I have since achieved the necessary 501(c)3 status for The Box Turtle Sanctuary of Central Virginia Inc., and so now the work needs to begin.
Priorities begin with fencing. My first pens were built from recycled material. I have learned that the best fence to keep turtles in is made with roof flashing, buried 1 foot below ground. Attach this between 4 x 4s with a fence board along the top allows for a easy to contour, un-climb-able wall. For large areas; time consuming, yes, but durable and long lasting. GFAS also requires an exterior second layer fence.
Secondly, an easy record keeping program. An Eastern Box Turtle is comparable to a snowflake, in that no two of them are alike. Color patterns and designs evolve with the turtles as they grow due to diet, weather, habitat and of course genetics. Further research has shown me that is is possible to design software that would work like a face recognition program and allow, through photography, quick access to individuals records.
Once I am able to get these two critical guidelines squared away, I look forward to more educational opportunities, and the ability to help house Box turtles that have been displaced due to human encroachment in Central Virginia.
Educating has been the primary goal of the sanctuary. My “Turtles to you” program, has been very successful and through it many children have had an opportunity to learn, see and touch box turtles of all sizes. This program will continue as long as there are children. Future hopes for the facility at the sanctuary include field trips, where turtles can be observed in their natural habitat
Turtles world wide are struggling to survive. Due to loss of habitat, over harvesting for consumption and the fragmentation of habitat, without advocates, animals can slowly fade to extinction if no one notices, and the Box Turtle is not one to ruffle many feathers. He doesn’t bite. He doesn’t run or chase. He is small and unobtrusive. The Box turtles form of self defense has served him well for MILLIONS of years. In the face of danger, he quickly and quietly closes up his shell, locking himself safely inside to wait out the danger.

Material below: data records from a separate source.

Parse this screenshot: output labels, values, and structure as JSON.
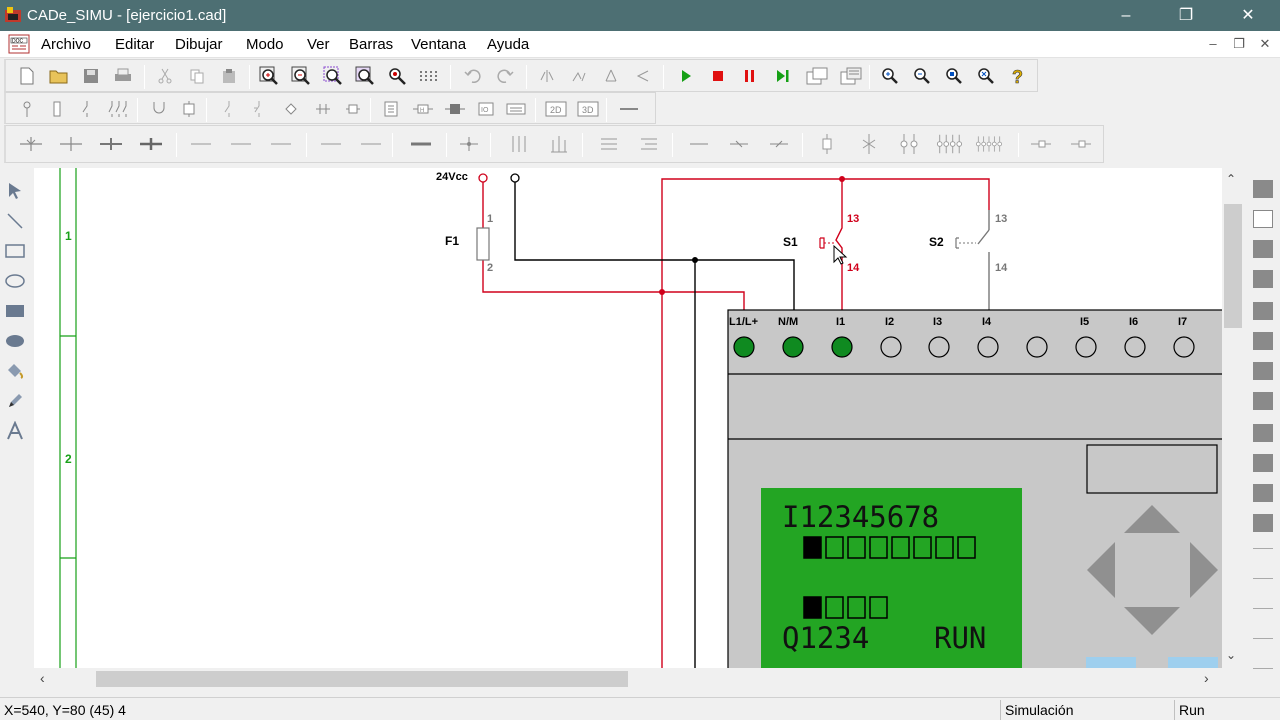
{
  "window": {
    "title": "CADe_SIMU - [ejercicio1.cad]",
    "controls": [
      "minimize",
      "maximize",
      "close"
    ]
  },
  "menu": {
    "items": [
      "Archivo",
      "Editar",
      "Dibujar",
      "Modo",
      "Ver",
      "Barras",
      "Ventana",
      "Ayuda"
    ]
  },
  "toolbar1": {
    "buttons": [
      "new-file-icon",
      "open-folder-icon",
      "save-icon",
      "print-icon",
      "cut-icon",
      "copy-icon",
      "paste-icon",
      "zoom-in-icon",
      "zoom-out-icon",
      "zoom-window-icon",
      "zoom-fit-icon",
      "zoom-all-icon",
      "grid-icon",
      "undo-icon",
      "redo-icon",
      "mirror-icon",
      "mirror-v-icon",
      "rotate-icon",
      "rotate-back-icon"
    ],
    "sim_controls": [
      "play-icon",
      "stop-icon",
      "pause-icon",
      "step-icon"
    ],
    "zoom_controls": [
      "zoom-1-icon",
      "zoom-2-icon",
      "zoom-3-icon",
      "zoom-4-icon",
      "help-icon"
    ]
  },
  "toolbar2": {
    "buttons": [
      "power-supply-icon",
      "fuse-icon",
      "switch-icon",
      "three-phase-icon",
      "motor-icon",
      "contactor-icon",
      "push-button-icon",
      "switch-nc-icon",
      "diode-icon",
      "capacitor-icon",
      "transformer-icon",
      "lamp-icon",
      "coil-icon",
      "timer-icon",
      "counter-icon",
      "plc-icon",
      "2d-icon",
      "3d-icon",
      "wire-icon"
    ],
    "text_2d": "2D",
    "text_3d": "3D",
    "text_io": "IO"
  },
  "toolbar3": {
    "buttons": [
      "contact-no-icon",
      "contact-nc-icon",
      "contact-no2-icon",
      "contact-nc2-icon",
      "line-1-icon",
      "line-2-icon",
      "line-3-icon",
      "line-4-icon",
      "line-5-icon",
      "line-thick-icon",
      "cross-icon",
      "bus-3-icon",
      "bus-3b-icon",
      "bus-h-icon",
      "bus-h2-icon",
      "wire-h-icon",
      "wire-h2-icon",
      "wire-h3-icon",
      "terminal-icon",
      "terminal-2-icon",
      "terminal-3-icon",
      "terminal-4-icon",
      "terminal-5-icon",
      "end-1-icon",
      "end-2-icon"
    ]
  },
  "left_tools": [
    "select-arrow-icon",
    "line-icon",
    "rectangle-icon",
    "ellipse-icon",
    "filled-rect-icon",
    "filled-ellipse-icon",
    "fill-bucket-icon",
    "pen-icon",
    "text-tool-icon"
  ],
  "right_tools": [
    "panel-1-icon",
    "panel-2-icon",
    "panel-3-icon",
    "panel-4-icon",
    "panel-5-icon",
    "panel-6-icon",
    "panel-7-icon",
    "panel-8-icon",
    "panel-9-icon",
    "panel-10-icon",
    "panel-11-icon",
    "panel-12-icon",
    "panel-13-icon",
    "panel-14-icon",
    "panel-15-icon"
  ],
  "schematic": {
    "row_labels": [
      "1",
      "2"
    ],
    "supply_label": "24Vcc",
    "fuse": {
      "name": "F1",
      "pin_top": "1",
      "pin_bottom": "2"
    },
    "s1": {
      "name": "S1",
      "pin_top": "13",
      "pin_bottom": "14"
    },
    "s2": {
      "name": "S2",
      "pin_top": "13",
      "pin_bottom": "14"
    },
    "colors": {
      "energized": "#d0001b",
      "neutral": "#000000",
      "row_line": "#18a018",
      "led_on": "#0f8a20"
    }
  },
  "plc": {
    "terminals": [
      "L1/L+",
      "N/M",
      "I1",
      "I2",
      "I3",
      "I4",
      "I5",
      "I6",
      "I7"
    ],
    "terminal_states": [
      true,
      true,
      true,
      false,
      false,
      false,
      false,
      false,
      false
    ],
    "lcd_line1": "I12345678",
    "lcd_line2_states": [
      true,
      false,
      false,
      false,
      false,
      false,
      false,
      false
    ],
    "lcd_line3_states": [
      true,
      false,
      false,
      false
    ],
    "lcd_line4_left": "Q1234",
    "lcd_line4_right": "RUN",
    "lcd_color": "#23a523"
  },
  "statusbar": {
    "coords": "X=540, Y=80 (45) 4",
    "mode": "Simulación",
    "state": "Run"
  }
}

There are few others, worldwide, that use this form of defense. Would we even notice if he was gone? Would the world be worse off? We certainly would look on in amazement at the shells that they left behind. To survive extinctions that wiped out so many others, only to succumb to man’s lack of caring and planning. What a shame that would be.
As Humans we are the dominate life-form on this small planet. It worries me that we can be so cavalier in our approach to the creatures that have been here so long before us and that we can so easily destroy habitat without thinking about who lives there. Certainly if we destroy the habitat of the small reptiles and amphibians that share this planet with us, destroy the water and the land, there is no hope for the human race.
You can help. Please donate to help us complete our fencing project, expand our education program and move forward on our record keeping software program. Check out the unique turtle art , and our pet portraits on the eARTh art.BTSofCVA website and like our facebook page.
Want to get involved? Questions? We would love your help!
Please leave me a message or a comment.
Thank You all!
It is Turtles all the way down